Unlike the Apalachicola historic district, which has a number of locally-generated architectural restrictions, being on the National Register does not confer protections from private development, only from federal projects that could affect historic value.
“Listing your property in the National Register will not, in itself, restrict your rights as a property owner to use and dispose of your property as you see fit,” wrote Kyra Lucas, survey and registration supervisor for the Bureau of Historic Preservation. “However, if the future use or redevelopment should require approval or assistance from a federal agency, the plans for such use or redevelopment would be subject to review by the State Historical Preservation Office.”
Private property owners had the option of objecting to the listing of their property, and if the majority of the property owners in the district object, the district will not be listed. Lucas wrote.

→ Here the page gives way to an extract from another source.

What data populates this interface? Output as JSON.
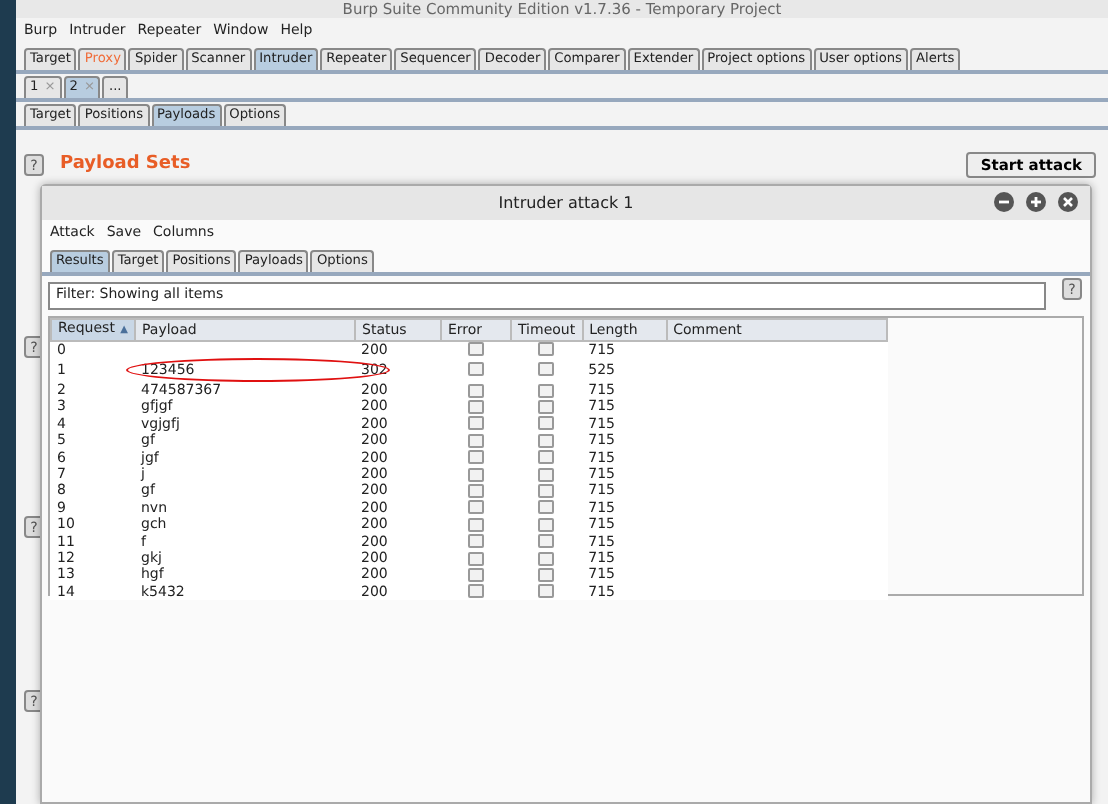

Allen said 39 letters were sent out to 28 owners of properties within the proposed district, and that only about a half-dozen objected. She said the district encompasses “almost totally commercial properties. We didn’t propose personal family dwellings.”
In the likely event the downtown district is listed on the National Register, “the protection from federally funded, licensed or assisted activities… will become effective, but the property (that had an objection) will not be eligible for the federal financial incentives for preservation.”
Allen said the road to the National Register began under the administration of Mayor Mel Kelly, when a proposal for there to be a Carrabelle Historic District emerged out of a two-year planning grant
Beth LaCivita, a historic preservation consultant, worked on the matter dating back to 2008, Allen said, with Carrabelle business owners Michael Pace and Patricia Tabuchi helping accelerate the process over the past several months.
“It’s just gone very slow,” Allen said. “We’ve been working with the state on and off for five years.
“It’s a real win,” she said. “We’ll have economic assistance that will be available, that can take money off of taxes. I hope it will help some of the dilapidated buildings around here.”